by Deborah Pearce

Perhaps you noticed the headline in last Saturday's Times Colonist:
"Infants feel pain as intensely as adults, circumcision study
suggests." Doctors and other researchers at Toronto's Hospital for
Sick Children and the Women's College Hospital took 68 baby boys,
smeared an over-the-counter analgesic cream on the penises of 38 of
them, but used an inert cream on the other 30. Then they amputated
their foreskins the normal way: by strapping the baby down on a
plastic board, and pinching, crushing, tearing, and slicing the
delicate organ.

Surprise, surprise, the babies who'd been given the analgesic screamed
less and contorted their tiny faces into fewer agonized expressions.
The researchers admitted, however, that their pain was by no means
eliminated. Still, their recommendation was the "routine use" of the
analgesic for circumcision. The scientific team, by the way, includes
some of the same researchers whose work, reported last month in the
British medical journal Lancet, "discovered" that cutting away a
newborn's foreskin heightened their sensitivity to pain months later,
with or without anesthetic.

Let me now remind you of something else recently in the news: the case
of John-Joan, circumcised during the `60s at a Canadian hospital. The
doctor had used an electrical device which burned John's entire penis
off. His testicles were then removed in a failed attempt to turn 
him into a girl.

His case is one of five accidental amputations in Vancouver NOCIRC
activist James Loewen's files. Loewen also has pictures taken in
Seattle two years ago of an infant flayed from navel to knees because
gangrene set in after circumcision. Every scrap of skin was removed to
stop the gangrene's spread and save the baby's life.

Now let's look at what the Canadian Pediatric Society said last year,
bearing in mind the real possibility that damage done by circumcision
is under-reported: "The overall evidence of the benefits and harms of
circumcision is so evenly balanced that it does not support
recommending circumcision as a routine procedure for newborns," the
Society's Fetus and Newborn Committee said. The Australasian
Association of Pediatric Surgeons has gone further. Responding to the
Toronto researchers' work, the Association said, "We do not support
the removal of a normal part of the body, unless there are definite
indications to justify the complications and risks which may arise. In
particular, we are opposed to male children being subjected to
procedure which, had they been old enough to consider the advantages
and disadvantages, they may well have opted to reject the operation
and retain their prepuce."

Is something wrong with this picture?

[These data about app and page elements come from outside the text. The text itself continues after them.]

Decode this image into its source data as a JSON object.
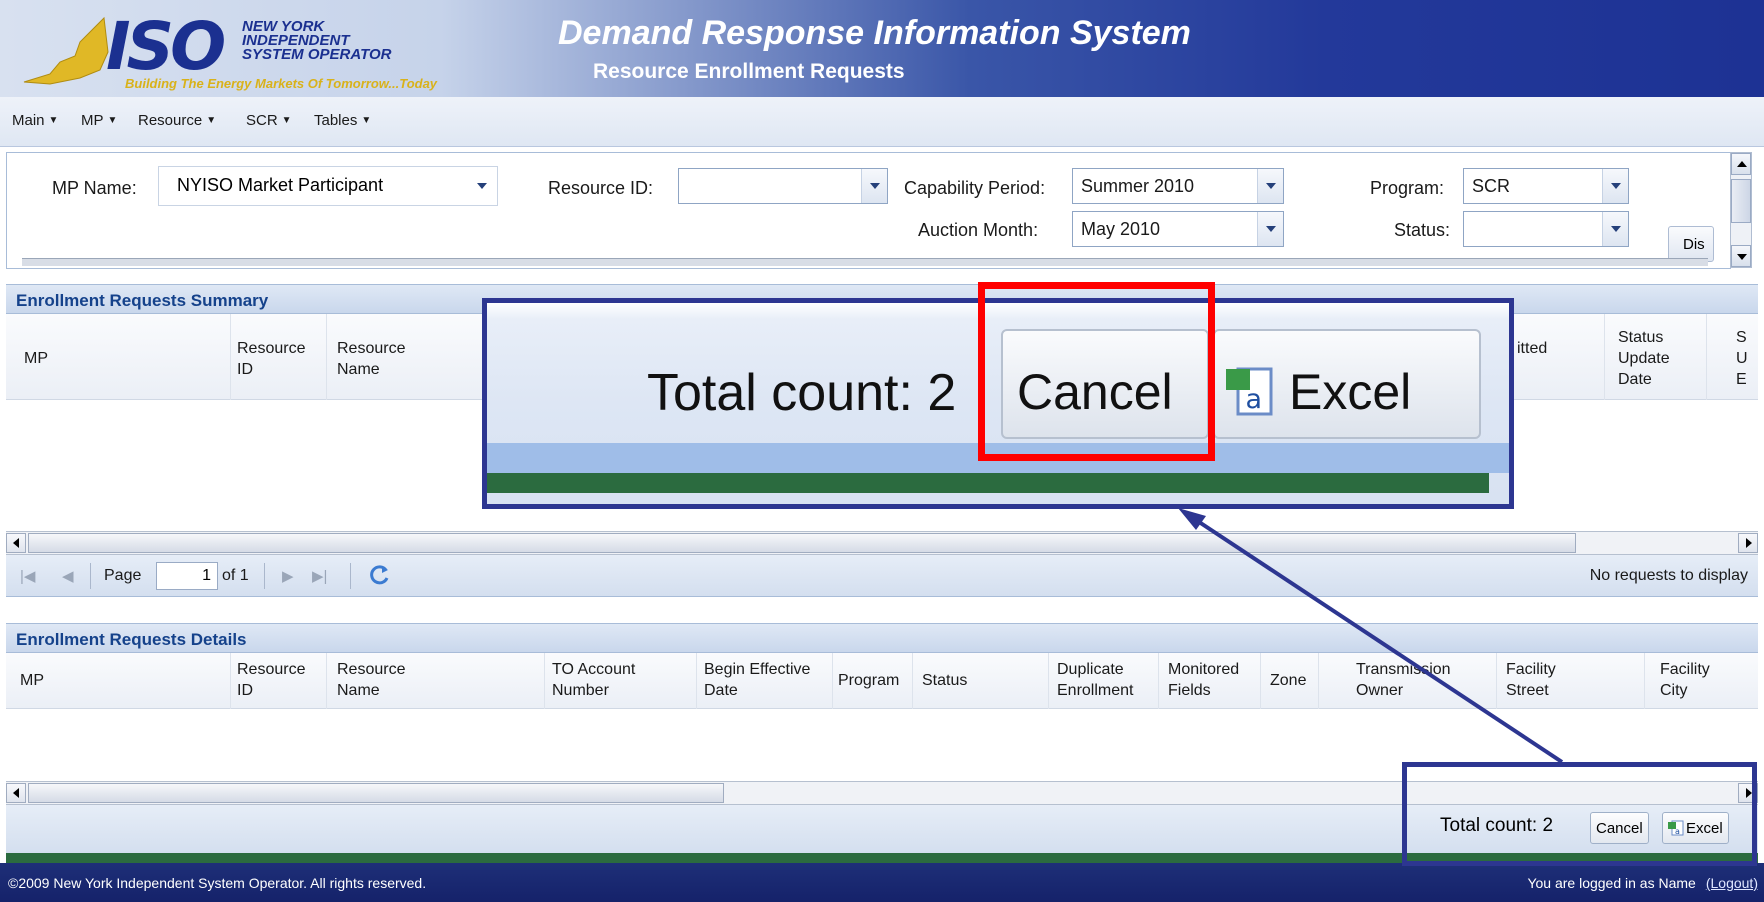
{
  "header": {
    "logo_iso": "ISO",
    "logo_name_line1": "NEW YORK",
    "logo_name_line2": "INDEPENDENT",
    "logo_name_line3": "SYSTEM OPERATOR",
    "logo_tagline": "Building The Energy Markets Of Tomorrow...Today",
    "app_title": "Demand Response Information System",
    "page_subtitle": "Resource Enrollment Requests"
  },
  "menu": [
    "Main",
    "MP",
    "Resource",
    "SCR",
    "Tables"
  ],
  "filters": {
    "mp_name_label": "MP Name:",
    "mp_name_value": "NYISO Market Participant",
    "resource_id_label": "Resource ID:",
    "resource_id_value": "",
    "capability_period_label": "Capability Period:",
    "capability_period_value": "Summer 2010",
    "auction_month_label": "Auction Month:",
    "auction_month_value": "May 2010",
    "program_label": "Program:",
    "program_value": "SCR",
    "status_label": "Status:",
    "status_value": "",
    "display_button": "Dis"
  },
  "summary": {
    "title": "Enrollment Requests Summary",
    "columns": {
      "mp": "MP",
      "resource_id_1": "Resource",
      "resource_id_2": "ID",
      "resource_name_1": "Resource",
      "resource_name_2": "Name",
      "submitted": "itted",
      "status_update_1": "Status",
      "status_update_2": "Update",
      "status_update_3": "Date",
      "cut_1": "S",
      "cut_2": "U",
      "cut_3": "E"
    },
    "pager": {
      "page_label": "Page",
      "page_value": "1",
      "of_label": "of 1",
      "empty_message": "No requests to display"
    }
  },
  "details": {
    "title": "Enrollment Requests Details",
    "columns": [
      [
        "MP"
      ],
      [
        "Resource",
        "ID"
      ],
      [
        "Resource",
        "Name"
      ],
      [
        "TO Account",
        "Number"
      ],
      [
        "Begin Effective",
        "Date"
      ],
      [
        "Program"
      ],
      [
        "Status"
      ],
      [
        "Duplicate",
        "Enrollment"
      ],
      [
        "Monitored",
        "Fields"
      ],
      [
        "Zone"
      ],
      [
        "Transmission",
        "Owner"
      ],
      [
        "Facility",
        "Street"
      ],
      [
        "Facility",
        "City"
      ]
    ],
    "total_count_label": "Total count: 2",
    "cancel_button": "Cancel",
    "excel_button": "Excel"
  },
  "zoom_callout": {
    "total_count_label": "Total count: 2",
    "cancel_button": "Cancel",
    "excel_button": "Excel"
  },
  "statusbar": {
    "copyright": "©2009   New York Independent System Operator. All rights reserved.",
    "logged_in": "You are logged in as    Name",
    "logout": "(Logout)"
  },
  "colors": {
    "header_dark": "#1d3294",
    "panel_title": "#15428b",
    "highlight_red": "#ff0000",
    "callout_blue": "#2d3691",
    "footer_green": "#2b6b3f"
  }
}
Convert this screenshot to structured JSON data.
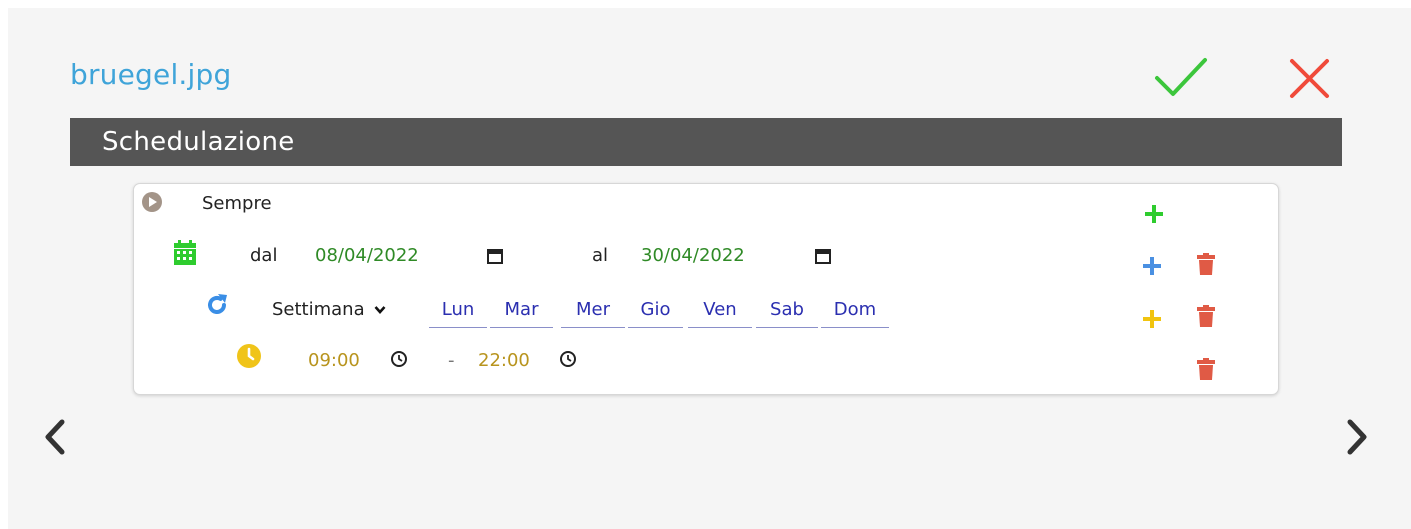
{
  "header": {
    "filename": "bruegel.jpg",
    "confirm_icon": "check-icon",
    "cancel_icon": "close-icon",
    "confirm_color": "#3cc63c",
    "cancel_color": "#f04a3a"
  },
  "section": {
    "title": "Schedulazione"
  },
  "schedule": {
    "root_label": "Sempre",
    "date_range": {
      "from_label": "dal",
      "from_value": "08/04/2022",
      "to_label": "al",
      "to_value": "30/04/2022"
    },
    "recurrence": {
      "period": "Settimana",
      "days": [
        "Lun",
        "Mar",
        "Mer",
        "Gio",
        "Ven",
        "Sab",
        "Dom"
      ]
    },
    "time_range": {
      "start": "09:00",
      "separator": "-",
      "end": "22:00"
    },
    "colors": {
      "add_root": "#2ecc2e",
      "add_date": "#4a90e2",
      "add_recurrence": "#f1c40f",
      "delete": "#e05a45",
      "calendar": "#2ecc2e",
      "repeat": "#3a8ee6",
      "clock": "#f0c419"
    }
  },
  "navigation": {
    "prev_icon": "chevron-left-icon",
    "next_icon": "chevron-right-icon"
  }
}
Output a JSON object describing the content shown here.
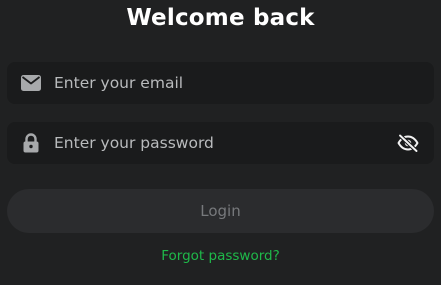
{
  "header": {
    "title": "Welcome back"
  },
  "form": {
    "email": {
      "placeholder": "Enter your email",
      "value": "",
      "icon": "envelope-icon"
    },
    "password": {
      "placeholder": "Enter your password",
      "value": "",
      "icon": "lock-icon",
      "toggle_icon": "eye-slash-icon"
    },
    "login_label": "Login",
    "forgot_label": "Forgot password?"
  },
  "colors": {
    "background": "#202122",
    "field_background": "#1a1b1c",
    "button_background": "#2b2c2e",
    "link": "#1fb94a"
  }
}
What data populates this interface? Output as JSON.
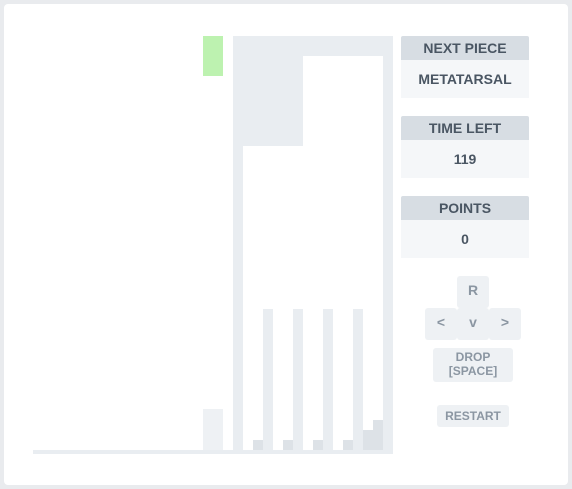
{
  "game": {
    "next_piece": {
      "label": "NEXT PIECE",
      "value": "METATARSAL"
    },
    "time_left": {
      "label": "TIME LEFT",
      "value": "119"
    },
    "points": {
      "label": "POINTS",
      "value": "0"
    }
  },
  "controls": {
    "rotate": "R",
    "left": "<",
    "down": "v",
    "right": ">",
    "drop_line1": "DROP",
    "drop_line2": "[SPACE]",
    "restart": "RESTART"
  },
  "colors": {
    "falling_piece": "#bdf2b0",
    "panel_header": "#d7dde3",
    "panel_body": "#f5f7f9",
    "board_wall": "#e9edf1"
  }
}
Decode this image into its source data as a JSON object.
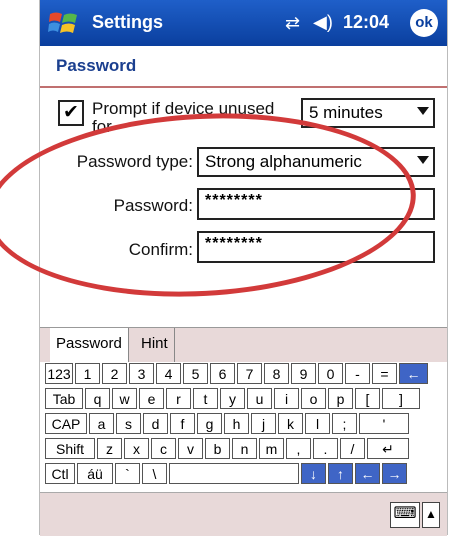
{
  "titlebar": {
    "app_title": "Settings",
    "clock": "12:04",
    "ok_label": "ok",
    "start_icon": "windows-flag-icon",
    "sync_icon": "connectivity-icon",
    "volume_icon": "speaker-icon"
  },
  "page": {
    "title": "Password"
  },
  "prompt": {
    "checked": true,
    "label": "Prompt if device unused for",
    "duration_value": "5 minutes"
  },
  "form": {
    "type_label": "Password type:",
    "type_value": "Strong alphanumeric",
    "password_label": "Password:",
    "password_value": "********",
    "confirm_label": "Confirm:",
    "confirm_value": "********"
  },
  "tabs": [
    {
      "label": "Password",
      "active": true
    },
    {
      "label": "Hint",
      "active": false
    }
  ],
  "keyboard": {
    "rows": [
      [
        "123",
        "1",
        "2",
        "3",
        "4",
        "5",
        "6",
        "7",
        "8",
        "9",
        "0",
        "-",
        "=",
        "←"
      ],
      [
        "Tab",
        "q",
        "w",
        "e",
        "r",
        "t",
        "y",
        "u",
        "i",
        "o",
        "p",
        "[",
        "]"
      ],
      [
        "CAP",
        "a",
        "s",
        "d",
        "f",
        "g",
        "h",
        "j",
        "k",
        "l",
        ";",
        "'"
      ],
      [
        "Shift",
        "z",
        "x",
        "c",
        "v",
        "b",
        "n",
        "m",
        ",",
        ".",
        "/",
        "↵"
      ],
      [
        "Ctl",
        "áü",
        "`",
        "\\",
        "",
        "↓",
        "↑",
        "←",
        "→"
      ]
    ]
  },
  "colors": {
    "titlebar": "#0a3f9e",
    "annotation_ellipse": "#d23a3a",
    "tab_strip": "#e8d9d9"
  }
}
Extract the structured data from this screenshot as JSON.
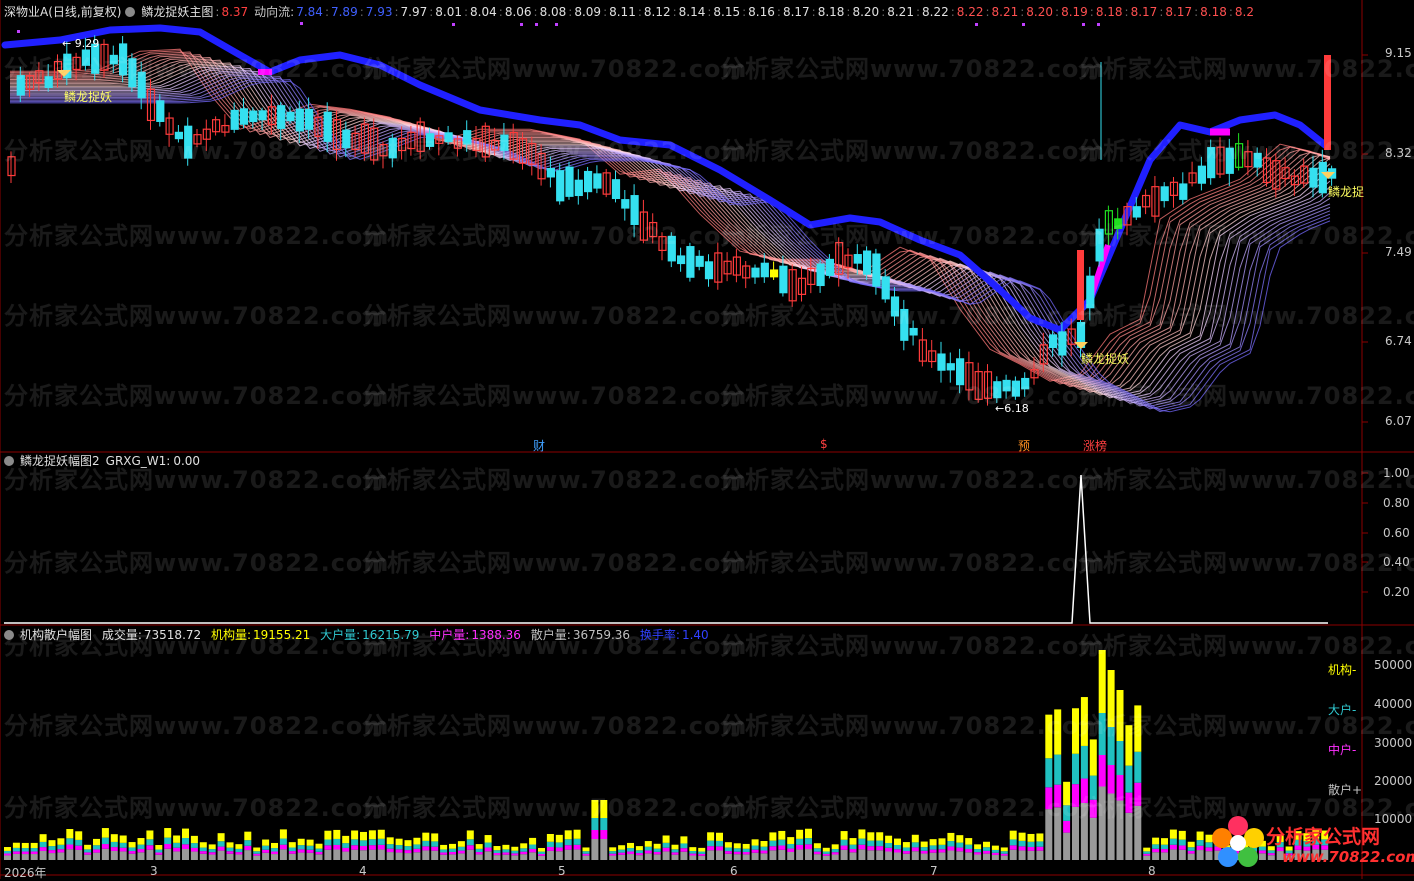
{
  "colors": {
    "up": "#ff3b3b",
    "down": "#35e0f0",
    "blueLine": "#2020ff",
    "bg": "#000000",
    "yellow": "#ffff00",
    "magenta": "#ff00ff",
    "grey": "#9a9a9a",
    "cyan": "#20c0c0"
  },
  "main": {
    "title": "深物业A(日线,前复权)",
    "indicator": "鳞龙捉妖主图",
    "dyl_label": "动向流:",
    "dyl_first": "8.37",
    "dyl_values": [
      "7.84",
      "7.89",
      "7.93",
      "7.97",
      "8.01",
      "8.04",
      "8.06",
      "8.08",
      "8.09",
      "8.11",
      "8.12",
      "8.14",
      "8.15",
      "8.16",
      "8.17",
      "8.18",
      "8.20",
      "8.21",
      "8.22",
      "8.22",
      "8.21",
      "8.20",
      "8.19",
      "8.18",
      "8.17",
      "8.17",
      "8.18",
      "8.2"
    ],
    "yticks": [
      "9.15",
      "8.32",
      "7.49",
      "6.74",
      "6.07"
    ],
    "high_label": "9.29",
    "low_label": "6.18",
    "signal_texts": [
      "鳞龙捉妖",
      "鳞龙捉妖",
      "鳞龙捉"
    ],
    "event_marks": [
      "财",
      "$",
      "预",
      "涨榜"
    ]
  },
  "sub1": {
    "title": "鳞龙捉妖幅图2",
    "field": "GRXG_W1:",
    "value": "0.00",
    "yticks": [
      "1.00",
      "0.80",
      "0.60",
      "0.40",
      "0.20"
    ]
  },
  "sub2": {
    "title": "机构散户幅图",
    "items": [
      {
        "label": "成交量:",
        "value": "73518.72"
      },
      {
        "label": "机构量:",
        "value": "19155.21"
      },
      {
        "label": "大户量:",
        "value": "16215.79"
      },
      {
        "label": "中户量:",
        "value": "1388.36"
      },
      {
        "label": "散户量:",
        "value": "36759.36"
      },
      {
        "label": "换手率:",
        "value": "1.40"
      }
    ],
    "yticks": [
      "50000",
      "40000",
      "30000",
      "20000",
      "10000"
    ],
    "legend": [
      "机构-",
      "大户-",
      "中户-",
      "散户+"
    ]
  },
  "xaxis": [
    "2026年",
    "3",
    "4",
    "5",
    "6",
    "7",
    "8"
  ],
  "watermark": "分析家公式网www.70822.com",
  "logo": {
    "name": "分析家公式网",
    "url": "www.70822.com"
  }
}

A lot of things, really.

Medical ethicist Dr. Eike Kluge says the Toronto studies violate
ethical guidelines which have been in place since 1989, and which were
reiterated by the Medical Research Council of Canada and two other
research bodies last year. It comes as no surprise that babies feel
pain as adults do, or that early experience of pain intensifies later
suffering, says Kluge, who teaches bioethics at the University of
Victoria. Since the late `60s it's been clear that pain is a
conditioned response: the fact that infants who suffered the agony of
circumcision would react more intensely to a vaccination shot six
months later was entirely predictable. 

And it's been seven years since studies proved that infants experience
pain just as adults do, and doctors stopped performing open heart
surgery on infants without anesthetic as a result. "We had known this
for a long time: therefore to do a controlled study under these
circumstances is unethical," Kluge says. "It's been very well
established since the Nuremberg trials that you don't do research if
you in fact know which option is better."

Over the years, circumcision has waned in Canada, and Manitoba is the
only province still funding it. Some 35 percent of boys born there are
subjected to this surgery; in Victoria, it was 30 percent in '95 -
'96, for a total of 430.

In the U.S., where circumcision is a thriving industry, including the
use of foreskins to make artificial skin, the rate is 70 percent. The
American Academy of Pediatrics is still waffling on its position. Its
Canadian counterpart, however, is unequivocal that circumcision is not
medically justified. And by focusing on pain, the Toronto studies
obscure the real issue: That of doctors risking babies' lives to rob
them of a normal, functioning, erogenous part of their bodies.